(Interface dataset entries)
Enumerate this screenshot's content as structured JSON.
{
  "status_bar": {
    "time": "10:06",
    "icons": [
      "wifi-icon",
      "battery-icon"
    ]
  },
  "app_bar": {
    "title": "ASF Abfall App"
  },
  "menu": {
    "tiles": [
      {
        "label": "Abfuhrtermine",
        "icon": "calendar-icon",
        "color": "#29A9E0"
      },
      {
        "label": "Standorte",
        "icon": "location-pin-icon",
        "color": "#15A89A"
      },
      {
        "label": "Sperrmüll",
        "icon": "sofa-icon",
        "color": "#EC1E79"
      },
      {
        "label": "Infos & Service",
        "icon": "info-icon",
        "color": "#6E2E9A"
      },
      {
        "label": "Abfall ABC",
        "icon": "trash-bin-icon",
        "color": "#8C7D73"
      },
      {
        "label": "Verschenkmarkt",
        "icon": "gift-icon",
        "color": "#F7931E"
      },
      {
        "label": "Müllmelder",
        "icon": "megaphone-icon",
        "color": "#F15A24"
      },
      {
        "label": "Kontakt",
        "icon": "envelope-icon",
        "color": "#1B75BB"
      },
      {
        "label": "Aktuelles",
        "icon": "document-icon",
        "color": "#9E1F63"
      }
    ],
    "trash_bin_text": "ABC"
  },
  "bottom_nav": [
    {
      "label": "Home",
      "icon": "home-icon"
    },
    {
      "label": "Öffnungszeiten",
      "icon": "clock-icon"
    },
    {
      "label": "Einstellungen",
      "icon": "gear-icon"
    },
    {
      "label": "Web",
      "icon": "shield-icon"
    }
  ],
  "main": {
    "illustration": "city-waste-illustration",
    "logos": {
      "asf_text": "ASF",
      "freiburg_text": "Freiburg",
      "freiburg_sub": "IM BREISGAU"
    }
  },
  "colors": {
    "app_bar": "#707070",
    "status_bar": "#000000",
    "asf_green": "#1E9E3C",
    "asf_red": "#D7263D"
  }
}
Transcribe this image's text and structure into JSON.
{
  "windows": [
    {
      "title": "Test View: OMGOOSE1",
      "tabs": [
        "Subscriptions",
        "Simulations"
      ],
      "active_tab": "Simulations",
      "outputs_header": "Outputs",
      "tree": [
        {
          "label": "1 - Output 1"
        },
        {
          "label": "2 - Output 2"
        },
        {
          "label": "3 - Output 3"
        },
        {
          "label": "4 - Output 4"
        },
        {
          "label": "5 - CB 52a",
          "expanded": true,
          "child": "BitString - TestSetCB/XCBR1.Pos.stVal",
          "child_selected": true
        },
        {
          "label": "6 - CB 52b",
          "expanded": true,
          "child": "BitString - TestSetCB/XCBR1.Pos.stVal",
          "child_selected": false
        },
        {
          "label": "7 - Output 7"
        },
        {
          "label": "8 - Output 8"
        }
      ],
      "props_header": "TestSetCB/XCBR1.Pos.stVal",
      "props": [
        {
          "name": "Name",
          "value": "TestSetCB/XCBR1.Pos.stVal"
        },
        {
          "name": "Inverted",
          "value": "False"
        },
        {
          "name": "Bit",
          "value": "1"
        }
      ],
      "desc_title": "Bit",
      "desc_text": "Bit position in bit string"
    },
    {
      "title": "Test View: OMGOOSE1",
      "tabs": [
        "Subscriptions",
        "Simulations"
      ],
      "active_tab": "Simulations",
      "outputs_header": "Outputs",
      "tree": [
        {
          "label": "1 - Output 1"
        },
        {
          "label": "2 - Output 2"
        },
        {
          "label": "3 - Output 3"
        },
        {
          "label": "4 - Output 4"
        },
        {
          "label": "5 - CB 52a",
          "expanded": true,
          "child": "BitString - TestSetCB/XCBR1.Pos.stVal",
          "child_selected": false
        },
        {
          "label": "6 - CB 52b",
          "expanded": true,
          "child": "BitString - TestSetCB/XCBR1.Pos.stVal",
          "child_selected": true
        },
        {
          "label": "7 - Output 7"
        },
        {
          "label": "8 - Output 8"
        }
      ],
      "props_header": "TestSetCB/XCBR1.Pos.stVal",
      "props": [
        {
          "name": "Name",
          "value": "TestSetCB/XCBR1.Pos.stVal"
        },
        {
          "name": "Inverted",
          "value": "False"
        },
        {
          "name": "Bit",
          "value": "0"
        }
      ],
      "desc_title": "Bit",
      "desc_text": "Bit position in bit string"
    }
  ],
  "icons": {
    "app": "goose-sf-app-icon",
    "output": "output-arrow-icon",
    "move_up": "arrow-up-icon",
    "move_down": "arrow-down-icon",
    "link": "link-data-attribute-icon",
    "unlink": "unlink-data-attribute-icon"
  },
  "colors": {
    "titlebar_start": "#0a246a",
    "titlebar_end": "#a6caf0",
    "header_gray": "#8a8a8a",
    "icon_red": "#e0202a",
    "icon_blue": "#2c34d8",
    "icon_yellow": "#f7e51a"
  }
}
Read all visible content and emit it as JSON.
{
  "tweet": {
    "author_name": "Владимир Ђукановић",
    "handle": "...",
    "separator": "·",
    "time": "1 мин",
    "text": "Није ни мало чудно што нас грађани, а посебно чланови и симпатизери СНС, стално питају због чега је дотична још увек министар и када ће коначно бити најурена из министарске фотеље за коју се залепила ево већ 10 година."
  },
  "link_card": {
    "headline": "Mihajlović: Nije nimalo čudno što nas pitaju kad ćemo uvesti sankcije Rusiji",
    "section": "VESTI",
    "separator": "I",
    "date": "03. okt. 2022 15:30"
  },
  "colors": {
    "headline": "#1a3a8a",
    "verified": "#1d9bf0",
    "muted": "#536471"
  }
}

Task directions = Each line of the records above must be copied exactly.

Reply to the task =
Enumerate this screenshot's content as structured JSON.
{
  "status_bar": {
    "time": "10:06",
    "icons": [
      "wifi-icon",
      "battery-icon"
    ]
  },
  "app_bar": {
    "title": "ASF Abfall App"
  },
  "menu": {
    "tiles": [
      {
        "label": "Abfuhrtermine",
        "icon": "calendar-icon",
        "color": "#29A9E0"
      },
      {
        "label": "Standorte",
        "icon": "location-pin-icon",
        "color": "#15A89A"
      },
      {
        "label": "Sperrmüll",
        "icon": "sofa-icon",
        "color": "#EC1E79"
      },
      {
        "label": "Infos & Service",
        "icon": "info-icon",
        "color": "#6E2E9A"
      },
      {
        "label": "Abfall ABC",
        "icon": "trash-bin-icon",
        "color": "#8C7D73"
      },
      {
        "label": "Verschenkmarkt",
        "icon": "gift-icon",
        "color": "#F7931E"
      },
      {
        "label": "Müllmelder",
        "icon": "megaphone-icon",
        "color": "#F15A24"
      },
      {
        "label": "Kontakt",
        "icon": "envelope-icon",
        "color": "#1B75BB"
      },
      {
        "label": "Aktuelles",
        "icon": "document-icon",
        "color": "#9E1F63"
      }
    ],
    "trash_bin_text": "ABC"
  },
  "bottom_nav": [
    {
      "label": "Home",
      "icon": "home-icon"
    },
    {
      "label": "Öffnungszeiten",
      "icon": "clock-icon"
    },
    {
      "label": "Einstellungen",
      "icon": "gear-icon"
    },
    {
      "label": "Web",
      "icon": "shield-icon"
    }
  ],
  "main": {
    "illustration": "city-waste-illustration",
    "logos": {
      "asf_text": "ASF",
      "freiburg_text": "Freiburg",
      "freiburg_sub": "IM BREISGAU"
    }
  },
  "colors": {
    "app_bar": "#707070",
    "status_bar": "#000000",
    "asf_green": "#1E9E3C",
    "asf_red": "#D7263D"
  }
}
Transcribe this image's text and structure into JSON.
{
  "windows": [
    {
      "title": "Test View: OMGOOSE1",
      "tabs": [
        "Subscriptions",
        "Simulations"
      ],
      "active_tab": "Simulations",
      "outputs_header": "Outputs",
      "tree": [
        {
          "label": "1 - Output 1"
        },
        {
          "label": "2 - Output 2"
        },
        {
          "label": "3 - Output 3"
        },
        {
          "label": "4 - Output 4"
        },
        {
          "label": "5 - CB 52a",
          "expanded": true,
          "child": "BitString - TestSetCB/XCBR1.Pos.stVal",
          "child_selected": true
        },
        {
          "label": "6 - CB 52b",
          "expanded": true,
          "child": "BitString - TestSetCB/XCBR1.Pos.stVal",
          "child_selected": false
        },
        {
          "label": "7 - Output 7"
        },
        {
          "label": "8 - Output 8"
        }
      ],
      "props_header": "TestSetCB/XCBR1.Pos.stVal",
      "props": [
        {
          "name": "Name",
          "value": "TestSetCB/XCBR1.Pos.stVal"
        },
        {
          "name": "Inverted",
          "value": "False"
        },
        {
          "name": "Bit",
          "value": "1"
        }
      ],
      "desc_title": "Bit",
      "desc_text": "Bit position in bit string"
    },
    {
      "title": "Test View: OMGOOSE1",
      "tabs": [
        "Subscriptions",
        "Simulations"
      ],
      "active_tab": "Simulations",
      "outputs_header": "Outputs",
      "tree": [
        {
          "label": "1 - Output 1"
        },
        {
          "label": "2 - Output 2"
        },
        {
          "label": "3 - Output 3"
        },
        {
          "label": "4 - Output 4"
        },
        {
          "label": "5 - CB 52a",
          "expanded": true,
          "child": "BitString - TestSetCB/XCBR1.Pos.stVal",
          "child_selected": false
        },
        {
          "label": "6 - CB 52b",
          "expanded": true,
          "child": "BitString - TestSetCB/XCBR1.Pos.stVal",
          "child_selected": true
        },
        {
          "label": "7 - Output 7"
        },
        {
          "label": "8 - Output 8"
        }
      ],
      "props_header": "TestSetCB/XCBR1.Pos.stVal",
      "props": [
        {
          "name": "Name",
          "value": "TestSetCB/XCBR1.Pos.stVal"
        },
        {
          "name": "Inverted",
          "value": "False"
        },
        {
          "name": "Bit",
          "value": "0"
        }
      ],
      "desc_title": "Bit",
      "desc_text": "Bit position in bit string"
    }
  ],
  "icons": {
    "app": "goose-sf-app-icon",
    "output": "output-arrow-icon",
    "move_up": "arrow-up-icon",
    "move_down": "arrow-down-icon",
    "link": "link-data-attribute-icon",
    "unlink": "unlink-data-attribute-icon"
  },
  "colors": {
    "titlebar_start": "#0a246a",
    "titlebar_end": "#a6caf0",
    "header_gray": "#8a8a8a",
    "icon_red": "#e0202a",
    "icon_blue": "#2c34d8",
    "icon_yellow": "#f7e51a"
  }
}
Read all visible content and emit it as JSON.
{
  "tweet": {
    "author_name": "Владимир Ђукановић",
    "handle": "...",
    "separator": "·",
    "time": "1 мин",
    "text": "Није ни мало чудно што нас грађани, а посебно чланови и симпатизери СНС, стално питају због чега је дотична још увек министар и када ће коначно бити најурена из министарске фотеље за коју се залепила ево већ 10 година."
  },
  "link_card": {
    "headline": "Mihajlović: Nije nimalo čudno što nas pitaju kad ćemo uvesti sankcije Rusiji",
    "section": "VESTI",
    "separator": "I",
    "date": "03. okt. 2022 15:30"
  },
  "colors": {
    "headline": "#1a3a8a",
    "verified": "#1d9bf0",
    "muted": "#536471"
  }
}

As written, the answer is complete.